(Provided data Opens)

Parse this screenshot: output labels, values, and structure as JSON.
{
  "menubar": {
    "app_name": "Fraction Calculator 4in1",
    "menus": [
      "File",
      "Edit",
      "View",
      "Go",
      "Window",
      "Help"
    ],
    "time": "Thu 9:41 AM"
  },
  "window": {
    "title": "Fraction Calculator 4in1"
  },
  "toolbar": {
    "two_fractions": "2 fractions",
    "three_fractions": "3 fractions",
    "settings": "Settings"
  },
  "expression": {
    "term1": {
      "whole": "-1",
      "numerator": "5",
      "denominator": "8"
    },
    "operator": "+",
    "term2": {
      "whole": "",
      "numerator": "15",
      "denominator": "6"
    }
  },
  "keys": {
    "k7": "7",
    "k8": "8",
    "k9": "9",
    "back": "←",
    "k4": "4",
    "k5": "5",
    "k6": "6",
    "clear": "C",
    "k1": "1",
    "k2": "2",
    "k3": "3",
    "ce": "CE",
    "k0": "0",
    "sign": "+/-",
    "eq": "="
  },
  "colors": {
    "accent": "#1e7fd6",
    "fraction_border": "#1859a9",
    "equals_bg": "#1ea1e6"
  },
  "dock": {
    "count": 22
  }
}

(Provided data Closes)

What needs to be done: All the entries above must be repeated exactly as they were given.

Exercise response:
Parse this screenshot: output labels, values, and structure as JSON.
{
  "menubar": {
    "app_name": "Fraction Calculator 4in1",
    "menus": [
      "File",
      "Edit",
      "View",
      "Go",
      "Window",
      "Help"
    ],
    "time": "Thu 9:41 AM"
  },
  "window": {
    "title": "Fraction Calculator 4in1"
  },
  "toolbar": {
    "two_fractions": "2 fractions",
    "three_fractions": "3 fractions",
    "settings": "Settings"
  },
  "expression": {
    "term1": {
      "whole": "-1",
      "numerator": "5",
      "denominator": "8"
    },
    "operator": "+",
    "term2": {
      "whole": "",
      "numerator": "15",
      "denominator": "6"
    }
  },
  "keys": {
    "k7": "7",
    "k8": "8",
    "k9": "9",
    "back": "←",
    "k4": "4",
    "k5": "5",
    "k6": "6",
    "clear": "C",
    "k1": "1",
    "k2": "2",
    "k3": "3",
    "ce": "CE",
    "k0": "0",
    "sign": "+/-",
    "eq": "="
  },
  "colors": {
    "accent": "#1e7fd6",
    "fraction_border": "#1859a9",
    "equals_bg": "#1ea1e6"
  },
  "dock": {
    "count": 22
  }
}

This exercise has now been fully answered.